Vaginal lacerations are extremely common during delivery. Not to be graphic, but you did just fit a cantaloupe through a hole the size of a tennis ball. Fortunately, the vaginal tissue is forgiving and stretches significantly during the vaginal birthing process. However, the vagina still does tear. There are four main categories of tears that occur during delivery based on the depth of the tear: first-degree laceration, second-degree laceration, third-degree laceration, and fourth-degree laceration. First and second-degree vaginal lacerations are the most common tears that occur during a vaginal delivery. Third-degree vaginal lacerations are less common, and fourth-degree vaginal lacerations are the least common of the types of tears; only occurring in about 1-2% of non-instrumented (forceps or vacuum) vaginal births. Unfortunately there is no fail proof way to prevent vaginal tearing. Most of it is dependent on your anatomy, the size of the baby, length of labor and use of instruments to aid in delivery (forceps or a vacuum).
First-degree lacerations are the most shallow of the four types of tears involving the outer most surface layer of vaginal tissue.

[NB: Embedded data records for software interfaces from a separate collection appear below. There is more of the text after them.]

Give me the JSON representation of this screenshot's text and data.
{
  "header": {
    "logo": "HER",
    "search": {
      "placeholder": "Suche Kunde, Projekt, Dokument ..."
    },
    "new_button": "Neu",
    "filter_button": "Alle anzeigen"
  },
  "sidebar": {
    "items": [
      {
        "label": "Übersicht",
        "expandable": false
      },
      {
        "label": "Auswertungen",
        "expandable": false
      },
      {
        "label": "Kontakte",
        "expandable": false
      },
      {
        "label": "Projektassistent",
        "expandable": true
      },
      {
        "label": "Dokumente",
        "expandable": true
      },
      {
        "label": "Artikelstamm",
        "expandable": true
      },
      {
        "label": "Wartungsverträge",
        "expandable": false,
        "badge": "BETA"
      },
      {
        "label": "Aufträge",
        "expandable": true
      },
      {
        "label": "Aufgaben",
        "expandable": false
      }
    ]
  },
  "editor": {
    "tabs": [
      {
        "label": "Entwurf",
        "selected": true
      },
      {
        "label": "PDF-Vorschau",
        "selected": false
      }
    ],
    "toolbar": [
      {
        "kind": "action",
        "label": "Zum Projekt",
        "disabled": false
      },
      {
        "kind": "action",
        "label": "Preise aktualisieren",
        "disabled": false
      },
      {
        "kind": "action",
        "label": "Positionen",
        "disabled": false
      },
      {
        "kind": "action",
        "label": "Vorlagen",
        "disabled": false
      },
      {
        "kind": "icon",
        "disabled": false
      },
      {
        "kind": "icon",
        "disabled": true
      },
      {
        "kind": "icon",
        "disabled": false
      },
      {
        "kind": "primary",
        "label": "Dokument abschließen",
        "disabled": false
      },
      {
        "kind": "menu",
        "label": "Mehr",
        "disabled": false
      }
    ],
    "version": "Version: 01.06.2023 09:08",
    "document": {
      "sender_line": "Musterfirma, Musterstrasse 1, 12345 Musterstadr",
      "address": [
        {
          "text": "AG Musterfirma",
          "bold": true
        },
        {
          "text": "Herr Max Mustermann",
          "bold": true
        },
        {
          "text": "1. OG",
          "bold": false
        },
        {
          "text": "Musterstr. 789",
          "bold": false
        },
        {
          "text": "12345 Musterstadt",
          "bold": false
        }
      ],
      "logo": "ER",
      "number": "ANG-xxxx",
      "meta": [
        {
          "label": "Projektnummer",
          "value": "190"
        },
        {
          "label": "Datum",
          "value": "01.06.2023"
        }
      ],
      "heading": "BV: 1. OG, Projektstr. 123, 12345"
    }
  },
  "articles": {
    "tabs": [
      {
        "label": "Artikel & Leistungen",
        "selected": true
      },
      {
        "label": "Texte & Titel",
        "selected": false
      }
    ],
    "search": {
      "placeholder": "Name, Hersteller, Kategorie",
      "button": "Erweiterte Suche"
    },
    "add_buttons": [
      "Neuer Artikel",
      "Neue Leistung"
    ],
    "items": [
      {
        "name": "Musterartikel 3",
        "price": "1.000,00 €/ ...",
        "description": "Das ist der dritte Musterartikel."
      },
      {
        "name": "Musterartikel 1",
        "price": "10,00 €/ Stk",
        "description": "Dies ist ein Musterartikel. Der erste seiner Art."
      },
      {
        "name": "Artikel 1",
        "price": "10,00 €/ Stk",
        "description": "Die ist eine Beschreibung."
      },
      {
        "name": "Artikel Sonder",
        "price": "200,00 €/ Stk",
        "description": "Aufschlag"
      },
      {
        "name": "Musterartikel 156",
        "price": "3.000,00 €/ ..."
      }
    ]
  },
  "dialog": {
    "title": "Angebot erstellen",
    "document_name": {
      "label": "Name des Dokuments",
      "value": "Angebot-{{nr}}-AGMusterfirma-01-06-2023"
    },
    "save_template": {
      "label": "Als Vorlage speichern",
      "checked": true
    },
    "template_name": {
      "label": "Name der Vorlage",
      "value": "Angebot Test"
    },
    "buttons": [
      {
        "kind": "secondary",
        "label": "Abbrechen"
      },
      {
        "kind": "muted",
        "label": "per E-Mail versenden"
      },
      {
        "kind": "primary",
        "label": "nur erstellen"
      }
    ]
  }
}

First-degree tears usually heal quickly without complication. In general, first-degree tears will require some stitches to repair the tissue so that it heals correctly. Your physician or midwife places those stitches immediately after delivery. The stitches will dissolve in 6-8 weeks.
Second-degree lacerations involve slightly more tissue than the first degree, but only involve vaginal tissue and do not extend any deeper. Just like first-degree tears, second-degree tears heal quickly without any major complications. Stitches are required to bring the vaginal tissue back together to allow for healing. The stitches will dissolve in 6-8 weeks.
Third-degree vaginal lacerations involve the vaginal tissue and the anal sphincter, which is the ring of muscle that prevents you from leaking stool. These tears require stitches to repair the muscle as well as the vaginal tissue. The stitches will dissolve in 6-8 weeks. These tears have a higher risk of poor healing. Women with third degree vaginal tears can experience incontinence of stool and flatus (uncontrolled passing of stool and gas) even after repair. Many women will require pelvic floor physical therapy and a few women will require additional surgery in the future.
Fourth-degree vaginal lacerations involve the vaginal tissue, the anal sphincter and the rectum. These tears require a great deal of stitches to repair all of the torn tissue. These tears often do not heal well. Women who have fourth-degree tears are at high risk of developing a fistula (connection) between the vagina and the rectum. It is common after a fourth degree laceration to have incontinence of stool and flatus. Frequently these tears require multiple surgeries after delivery to correct the injury. Women with fourth degree tears will need pelvic floor physical therapy.